We were exposing kids to tennis, and then after the clinics, they're like, "Okay, now what?" It's still expensive, and they still may or may not have had access to it if they're not with us. We don't want to just pop in like, "Hey, here's a clinic, bye!" So, the culture change is just a reflection of what our existence looks like. Access is about being able to access the sport through courts, programs, or a coach. Representation is that we can't believe it until we see it.
Granted, there are a lot of pro Black women tennis players taking off, and we love that. But we think about media representation as well [as] representation within the USCA, in the boardrooms, and the people that are making the rules around the game.
xoN: Why do you all think it’s important for Black women and girls to reclaim their space on the tennis court?
Virginia Thornton: It's rare, at least in my world, where you're in a space and see nothing but women who look like you. But it makes me feel great when I can be my authentic self, especially on a tennis court. Just shedding all the weight of pretending to be anything else. You feel at home when you're around nothing but Black women. Even small things like seeing a young Black girl being okay with how God made them is amazing.
KS: [In] the Atlanta clinics we did, everyone was crying. It's just clear how desperately we need it. Connection is the key to a long life. So many of us — especially from the pandemic and working from home — are isolated. With every clinic, it's just fun to be there, and it just fills you up. I think people need hobbies. I think a lot of people, especially people in big cities, feel that way and were confronted with that during the pandemic.
xoN: How did sports play a role in helping you two find your voice and confidence both on and off the court?
VT: I think what people don't realize is that tennis is such a mental sport. You could be a 4.0 player and have a bad mental day, and you will play like you've never picked up a racquet before. So, the mental piece is super important. For me, it's like ‘you against you,’ even though you are playing somebody.

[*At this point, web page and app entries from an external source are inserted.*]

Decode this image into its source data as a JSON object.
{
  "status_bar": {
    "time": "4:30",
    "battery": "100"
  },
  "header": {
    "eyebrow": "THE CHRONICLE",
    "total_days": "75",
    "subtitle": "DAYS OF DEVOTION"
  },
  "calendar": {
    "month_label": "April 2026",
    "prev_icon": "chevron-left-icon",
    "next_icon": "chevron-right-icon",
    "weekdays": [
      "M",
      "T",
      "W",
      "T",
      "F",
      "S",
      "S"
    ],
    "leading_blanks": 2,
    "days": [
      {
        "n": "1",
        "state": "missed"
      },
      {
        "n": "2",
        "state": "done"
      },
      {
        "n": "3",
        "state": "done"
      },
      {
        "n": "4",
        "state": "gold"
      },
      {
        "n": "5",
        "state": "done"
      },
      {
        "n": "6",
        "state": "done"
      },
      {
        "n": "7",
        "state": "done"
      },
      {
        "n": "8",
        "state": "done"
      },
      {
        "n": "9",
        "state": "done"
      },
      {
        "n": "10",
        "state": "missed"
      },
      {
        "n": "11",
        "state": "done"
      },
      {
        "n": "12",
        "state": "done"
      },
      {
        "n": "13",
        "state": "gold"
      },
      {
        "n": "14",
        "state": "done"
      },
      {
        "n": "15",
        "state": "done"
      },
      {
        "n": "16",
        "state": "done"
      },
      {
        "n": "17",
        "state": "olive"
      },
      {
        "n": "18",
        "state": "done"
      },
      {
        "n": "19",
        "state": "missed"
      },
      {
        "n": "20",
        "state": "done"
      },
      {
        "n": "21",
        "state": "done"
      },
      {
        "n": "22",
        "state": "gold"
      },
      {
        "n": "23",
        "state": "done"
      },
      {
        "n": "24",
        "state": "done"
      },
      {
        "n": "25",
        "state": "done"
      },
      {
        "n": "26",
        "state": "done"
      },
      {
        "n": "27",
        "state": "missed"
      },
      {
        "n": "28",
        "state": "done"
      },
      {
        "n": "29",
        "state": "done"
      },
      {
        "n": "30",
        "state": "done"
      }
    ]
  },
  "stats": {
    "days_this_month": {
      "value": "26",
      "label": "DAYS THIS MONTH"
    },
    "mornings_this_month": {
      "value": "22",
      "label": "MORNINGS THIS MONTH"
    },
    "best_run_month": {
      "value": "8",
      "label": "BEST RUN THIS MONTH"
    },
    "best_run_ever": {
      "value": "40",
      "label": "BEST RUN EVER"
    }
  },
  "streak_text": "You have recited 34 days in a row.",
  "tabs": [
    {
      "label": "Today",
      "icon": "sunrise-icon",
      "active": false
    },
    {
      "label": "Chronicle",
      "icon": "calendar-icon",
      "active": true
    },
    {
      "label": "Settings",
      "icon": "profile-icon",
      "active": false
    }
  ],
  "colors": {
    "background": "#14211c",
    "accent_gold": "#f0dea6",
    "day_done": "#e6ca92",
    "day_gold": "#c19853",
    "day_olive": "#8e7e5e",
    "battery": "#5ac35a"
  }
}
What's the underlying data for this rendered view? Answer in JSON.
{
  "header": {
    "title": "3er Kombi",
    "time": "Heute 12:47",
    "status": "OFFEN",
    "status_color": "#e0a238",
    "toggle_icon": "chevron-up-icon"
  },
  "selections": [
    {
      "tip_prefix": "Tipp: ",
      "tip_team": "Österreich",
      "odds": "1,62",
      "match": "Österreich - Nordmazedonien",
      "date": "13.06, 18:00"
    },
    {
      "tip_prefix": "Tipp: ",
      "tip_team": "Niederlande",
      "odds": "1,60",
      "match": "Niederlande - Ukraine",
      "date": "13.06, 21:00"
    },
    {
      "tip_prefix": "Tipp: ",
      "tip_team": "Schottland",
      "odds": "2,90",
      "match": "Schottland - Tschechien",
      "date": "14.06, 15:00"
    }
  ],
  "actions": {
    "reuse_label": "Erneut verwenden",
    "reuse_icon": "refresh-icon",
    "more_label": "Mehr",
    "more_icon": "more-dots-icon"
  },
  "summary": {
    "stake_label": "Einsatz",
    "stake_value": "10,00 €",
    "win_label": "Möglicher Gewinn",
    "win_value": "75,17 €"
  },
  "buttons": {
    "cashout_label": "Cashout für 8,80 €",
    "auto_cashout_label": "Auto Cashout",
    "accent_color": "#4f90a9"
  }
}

If you're able to work through those mental pieces with yourself on the court, that will translate off the court. I had an issue on the court where I have a habit of saying, "Sorry," — I think a lot of Black women do, honestly. Then I realized that they wouldn't say sorry or they’d use my kindness as weakness. I've learned a lesson in that because everything translates on and off the court.
"If you're able to work through those mental pieces with yourself on the court, that will translate off the court."
KS: It's easy for me to do things that I'm good at, but it's not easy for me to do things that I'm not good at. Tennis is still challenging for me, but it pushes me. It’s a reality check for me; I know when things are aligned, and when they're not. It feels like a big metaphor for me because it's pushing me to do something that's uncomfortable and makes me work for myself more.
xoN: What do you hope the long-term impact of Black Girl Tennis Club will be?
VS: We want to have a space for people who might be workaholics or might be going through depression. It's always great to have a hobby, whether that's knitting, sewing, or what have you. For me and Kimberly, it’s about creating hobbies for Black women and girls but also knowing that it’s okay to not be amazing at it. You don't have to be amazing at tennis; you could hit around the court, and that's okay.
The next Serena or Venus might come from Black Girls Tennis Club.
Featured image by LumiNola/Getty Images